Dan Didio, DC’s satanic overlord, has had it out for Nightwing for years. Nightwing (Batman’s first Robin if you’re from Rio Linda) was supposed to be killed off years ago in “Infinite Crisis” but fans rallied and complained to stave off his fictitious execution. NEVER MIND that nobody in comics stays dead, ever (except effing Uncle Ben), but I digress. I love Nightwing, and as a Perez/Wolfman New Teen Titans loyalist I’ve followed his character progression for years. Both periods that he stepped into the bat-suit were compelling–particularly Scott Snyder’s “Black Mirror” story five years ago. Didio feels that there are too many Robins/ex-Robins, and he has a point. In current DC “New 52” continuity, there’s Nightwing, Red Robin (Tim Drake, who used to be Batman’s Robin in the old continuity but now is just in the Teen Titans, there’s Jason Todd, who died as Robin in the ‘80s but was somehow brought back and is now the vigilante “Red Hood”, and Damien Wayne, the most recent Robin, who was actually Bruce Wayne’s son with Ra’s Al Ghul’s daughter Talia. He’s dead now too. What the heck? The problem is that DC wants its cake and to eat it, too. They want the fresh start of a complete universe reboot (the last true one for them was after 1985’s Crisis on Infinite Earths) but they want the history of some characters (Batman and Green Lantern) to remain intact as to not offend the creators who put so much into those characters (and in Green Lantern’s case very recently) but they can’t have it both ways. If you’re going to universe build, universe build and re-start EVERYTHING. Rebooting is a necessary evil when trying to keep characters contemporary and accessible to the masses, but if you’re doing it, go all the way.

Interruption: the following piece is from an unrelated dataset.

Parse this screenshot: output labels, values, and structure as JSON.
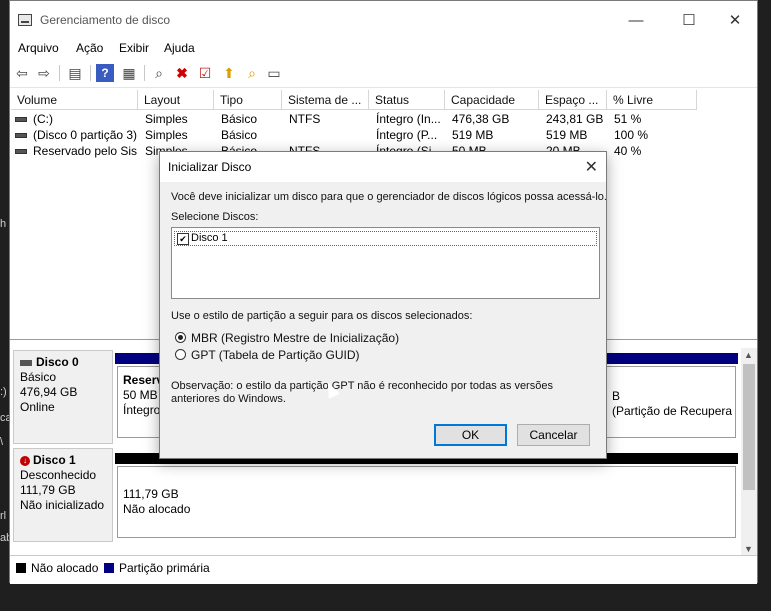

For this unmasking to mean anything, how in the world does it not lead to the world-at-large figuring out that Bruce Wayne is Batman? Anyone should be able to determine that Nightwing was Robin, and Dick Grayson lived with Bruce Wayne. They must be diminishing Grayson’s former role as Robin in the current continuity. I hate that they pick and choose what is canon from before the reboot and can just shrug their shoulders when their core audience complains that it makes no sense. As Alan Moore said, “This is an imaginary story. Aren’t they all?” Well, yeah, but they have to stick to their own rules if they want people to still care. The big picture is that they’re bringing in Carrie Kelly (from 1986’s Dark Knight Returns) to eventually be Robin, and possibly be in the Man of Steel sequel. Okay, fine, whatever, DC. I’ve given up on rationalizing the current status-quo. You win.
The villain-dominated nature of this book carries over throughout the DC line this month and replaces all normal monthly titles with one-shots featuring the bad-guys. They haven’t come out and said which books are stand-alone origin tales or which tie-in to the main Forever Evil title. Some of the books have been good so far, and though some have been average, the 3-D covers that these issues sport are pretty striking. There should be a sales bump for DC this month since each of their best-selling titles are being replaced by multiple related villain tales (Batman alone has at least eleven this month). We now see the real reason this crossover is happening, for the same reason crossovers always happen.
The story by “Captain DC” Geoff Johns, is ok if you’re already a DC wonk like me, but again, because of the “reboot/no reboot/ret-con/that-never-happened” nature of DC’s universe, we just don’t know the ramifications just yet and I can’t get into this like I would’ve in the past. The art from Finch is adequate, if a bit scratchy. I miss George Perez and his clone Phil Jimenez on books such as this one that feature casts of thousands.
The story is obviously setting up to have our villains, led by Lex Luthor naturally, rise up against the Crime Syndicate. Ho hum. Doodle doodle dee, wubba wubba wubba.
I’m really freaking tired of event books. I’m becoming apathetic toward DC, and I never thought that would happen.
No Five anythings of Doom this column. The will to live has been sucked out of me.
Damn you, Didio.